Word for word, copy the entire listing below, but do not carry over any pictures.
______________________________
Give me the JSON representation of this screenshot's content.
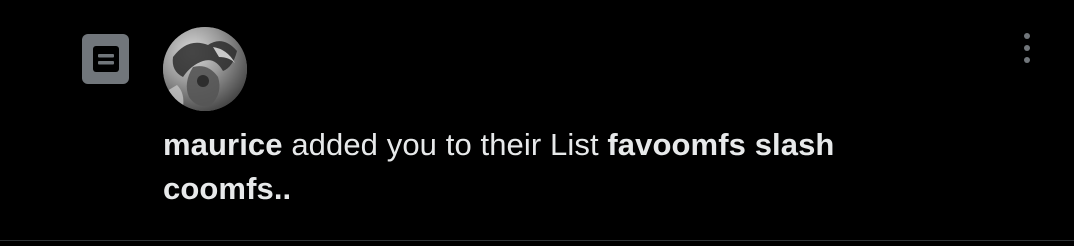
{
  "notification": {
    "type_icon": "list-icon",
    "avatar_icon": "user-avatar",
    "more_icon": "more-vertical-icon",
    "message": {
      "user_name": "maurice",
      "action_text": " added you to their List ",
      "list_name": "favoomfs slash coomfs.."
    }
  },
  "colors": {
    "background": "#000000",
    "text_primary": "#e7e9ea",
    "icon_gray": "#71767b",
    "divider": "#2f3336"
  }
}
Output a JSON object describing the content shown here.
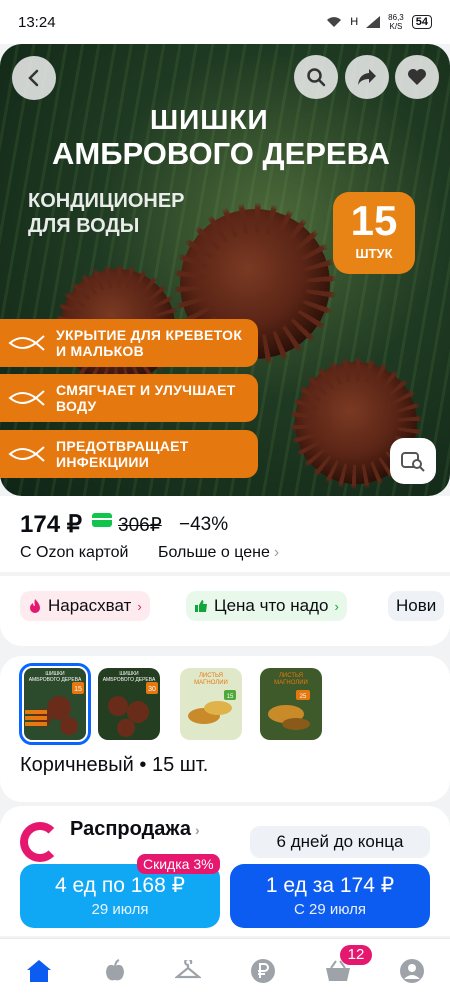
{
  "status_bar": {
    "time": "13:24",
    "network_label": "H",
    "speed_value": "86,3",
    "speed_unit": "K/S",
    "battery": "54"
  },
  "hero": {
    "title_line1": "ШИШКИ",
    "title_line2": "АМБРОВОГО ДЕРЕВА",
    "subtitle_line1": "КОНДИЦИОНЕР",
    "subtitle_line2": "ДЛЯ ВОДЫ",
    "count_number": "15",
    "count_unit": "ШТУК",
    "features": [
      {
        "line1": "УКРЫТИЕ ДЛЯ КРЕВЕТОК",
        "line2": "И МАЛЬКОВ"
      },
      {
        "line1": "СМЯГЧАЕТ И УЛУЧШАЕТ",
        "line2": "ВОДУ"
      },
      {
        "line1": "ПРЕДОТВРАЩАЕТ",
        "line2": "ИНФЕКЦИИИ"
      }
    ]
  },
  "price": {
    "current": "174 ₽",
    "old": "306₽",
    "discount": "−43%",
    "ozon_card": "С Ozon картой",
    "more": "Больше о цене"
  },
  "chips": {
    "hot": "Нарасхват",
    "good_price": "Цена что надо",
    "new": "Нови"
  },
  "variants": {
    "thumbs": [
      {
        "line1": "ШИШКИ",
        "line2": "АМБРОВОГО ДЕРЕВА",
        "count": "15"
      },
      {
        "line1": "ШИШКИ",
        "line2": "АМБРОВОГО ДЕРЕВА",
        "count": "30"
      },
      {
        "line1": "ЛИСТЬЯ",
        "line2": "МАГНОЛИИ",
        "count": "15"
      },
      {
        "line1": "ЛИСТЬЯ",
        "line2": "МАГНОЛИИ",
        "count": "25"
      }
    ],
    "selected_label": "Коричневый • 15 шт."
  },
  "sale": {
    "title": "Распродажа",
    "days_left": "6 дней до конца",
    "discount_tag": "Скидка 3%",
    "offer_left_main": "4 ед по 168 ₽",
    "offer_left_sub": "29 июля",
    "offer_right_main": "1 ед за 174 ₽",
    "offer_right_sub": "С 29 июля"
  },
  "bottom_nav": {
    "cart_count": "12"
  },
  "colors": {
    "accent_blue": "#0d5cf2",
    "light_blue": "#10a8f5",
    "ozon_pink": "#e5176e",
    "green": "#10c44c",
    "orange": "#e5780f"
  }
}
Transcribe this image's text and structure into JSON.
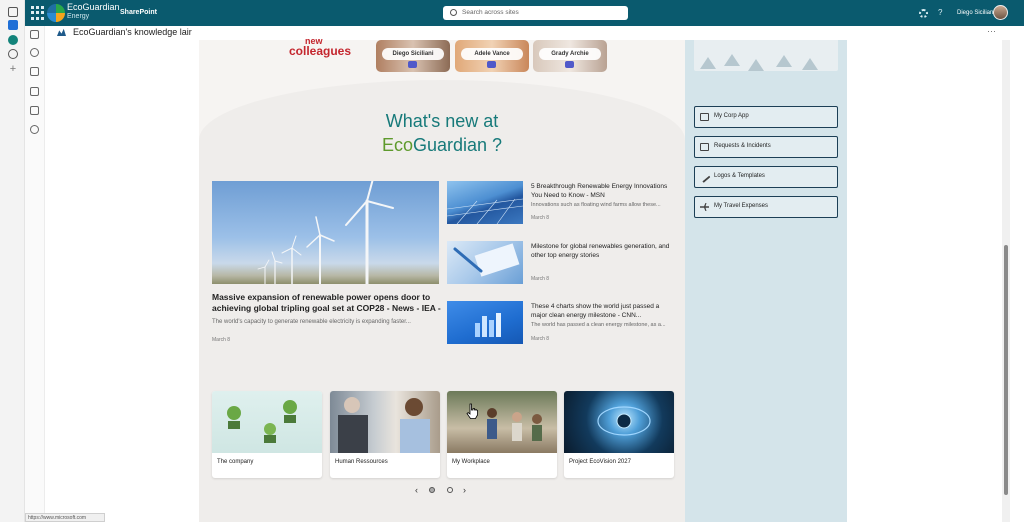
{
  "header": {
    "brand_line1": "EcoGuardian",
    "brand_line2": "Energy",
    "app": "SharePoint",
    "search_placeholder": "Search across sites",
    "user_name": "Diego Siciliani"
  },
  "site": {
    "title": "EcoGuardian's knowledge lair"
  },
  "colleagues": {
    "heading_part": "new",
    "heading": "colleagues",
    "people": [
      "Diego Siciliani",
      "Adele Vance",
      "Grady Archie"
    ]
  },
  "news": {
    "heading_line1": "What's new at",
    "heading_eco": "Eco",
    "heading_guardian": "Guardian ?",
    "hero": {
      "title": "Massive expansion of renewable power opens door to achieving global tripling goal set at COP28 - News - IEA -",
      "desc": "The world's capacity to generate renewable electricity is expanding faster...",
      "date": "March 8"
    },
    "items": [
      {
        "title": "5 Breakthrough Renewable Energy Innovations You Need to Know - MSN",
        "desc": "Innovations such as floating wind farms allow these...",
        "date": "March 8"
      },
      {
        "title": "Milestone for global renewables generation, and other top energy stories",
        "desc": "",
        "date": "March 8"
      },
      {
        "title": "These 4 charts show the world just passed a major clean energy milestone - CNN...",
        "desc": "The world has passed a clean energy milestone, as a...",
        "date": "March 8"
      }
    ]
  },
  "quick_links": [
    "My Corp App",
    "Requests & Incidents",
    "Logos & Templates",
    "My Travel Expenses"
  ],
  "tiles": [
    "The company",
    "Human Ressources",
    "My Workplace",
    "Project EcoVision 2027"
  ],
  "pager": {
    "prev": "‹",
    "next": "›"
  },
  "status_url": "https://www.microsoft.com",
  "colors": {
    "header": "#0a5a6e",
    "accent_teal": "#177a7a",
    "accent_green": "#5e9a2c",
    "accent_red": "#c4262e",
    "panel": "#d4e4ea"
  }
}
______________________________
▶ _Solution to the problem_
Give me the JSON representation of this screenshot's content.
{
  "notification": {
    "type_icon": "list-icon",
    "avatar_icon": "user-avatar",
    "more_icon": "more-vertical-icon",
    "message": {
      "user_name": "maurice",
      "action_text": " added you to their List ",
      "list_name": "favoomfs slash coomfs.."
    }
  },
  "colors": {
    "background": "#000000",
    "text_primary": "#e7e9ea",
    "icon_gray": "#71767b",
    "divider": "#2f3336"
  }
}
Output a JSON object describing the content shown here.
{
  "status_bar": {
    "time": "13:24",
    "network_label": "H",
    "speed_value": "86,3",
    "speed_unit": "K/S",
    "battery": "54"
  },
  "hero": {
    "title_line1": "ШИШКИ",
    "title_line2": "АМБРОВОГО ДЕРЕВА",
    "subtitle_line1": "КОНДИЦИОНЕР",
    "subtitle_line2": "ДЛЯ ВОДЫ",
    "count_number": "15",
    "count_unit": "ШТУК",
    "features": [
      {
        "line1": "УКРЫТИЕ ДЛЯ КРЕВЕТОК",
        "line2": "И МАЛЬКОВ"
      },
      {
        "line1": "СМЯГЧАЕТ И УЛУЧШАЕТ",
        "line2": "ВОДУ"
      },
      {
        "line1": "ПРЕДОТВРАЩАЕТ",
        "line2": "ИНФЕКЦИИИ"
      }
    ]
  },
  "price": {
    "current": "174 ₽",
    "old": "306₽",
    "discount": "−43%",
    "ozon_card": "С Ozon картой",
    "more": "Больше о цене"
  },
  "chips": {
    "hot": "Нарасхват",
    "good_price": "Цена что надо",
    "new": "Нови"
  },
  "variants": {
    "thumbs": [
      {
        "line1": "ШИШКИ",
        "line2": "АМБРОВОГО ДЕРЕВА",
        "count": "15"
      },
      {
        "line1": "ШИШКИ",
        "line2": "АМБРОВОГО ДЕРЕВА",
        "count": "30"
      },
      {
        "line1": "ЛИСТЬЯ",
        "line2": "МАГНОЛИИ",
        "count": "15"
      },
      {
        "line1": "ЛИСТЬЯ",
        "line2": "МАГНОЛИИ",
        "count": "25"
      }
    ],
    "selected_label": "Коричневый • 15 шт."
  },
  "sale": {
    "title": "Распродажа",
    "days_left": "6 дней до конца",
    "discount_tag": "Скидка 3%",
    "offer_left_main": "4 ед по 168 ₽",
    "offer_left_sub": "29 июля",
    "offer_right_main": "1 ед за 174 ₽",
    "offer_right_sub": "С 29 июля"
  },
  "bottom_nav": {
    "cart_count": "12"
  },
  "colors": {
    "accent_blue": "#0d5cf2",
    "light_blue": "#10a8f5",
    "ozon_pink": "#e5176e",
    "green": "#10c44c",
    "orange": "#e5780f"
  }
}
Transcribe this image's text and structure into JSON.
{
  "header": {
    "brand_line1": "EcoGuardian",
    "brand_line2": "Energy",
    "app": "SharePoint",
    "search_placeholder": "Search across sites",
    "user_name": "Diego Siciliani"
  },
  "site": {
    "title": "EcoGuardian's knowledge lair"
  },
  "colleagues": {
    "heading_part": "new",
    "heading": "colleagues",
    "people": [
      "Diego Siciliani",
      "Adele Vance",
      "Grady Archie"
    ]
  },
  "news": {
    "heading_line1": "What's new at",
    "heading_eco": "Eco",
    "heading_guardian": "Guardian ?",
    "hero": {
      "title": "Massive expansion of renewable power opens door to achieving global tripling goal set at COP28 - News - IEA -",
      "desc": "The world's capacity to generate renewable electricity is expanding faster...",
      "date": "March 8"
    },
    "items": [
      {
        "title": "5 Breakthrough Renewable Energy Innovations You Need to Know - MSN",
        "desc": "Innovations such as floating wind farms allow these...",
        "date": "March 8"
      },
      {
        "title": "Milestone for global renewables generation, and other top energy stories",
        "desc": "",
        "date": "March 8"
      },
      {
        "title": "These 4 charts show the world just passed a major clean energy milestone - CNN...",
        "desc": "The world has passed a clean energy milestone, as a...",
        "date": "March 8"
      }
    ]
  },
  "quick_links": [
    "My Corp App",
    "Requests & Incidents",
    "Logos & Templates",
    "My Travel Expenses"
  ],
  "tiles": [
    "The company",
    "Human Ressources",
    "My Workplace",
    "Project EcoVision 2027"
  ],
  "pager": {
    "prev": "‹",
    "next": "›"
  },
  "status_url": "https://www.microsoft.com",
  "colors": {
    "header": "#0a5a6e",
    "accent_teal": "#177a7a",
    "accent_green": "#5e9a2c",
    "accent_red": "#c4262e",
    "panel": "#d4e4ea"
  }
}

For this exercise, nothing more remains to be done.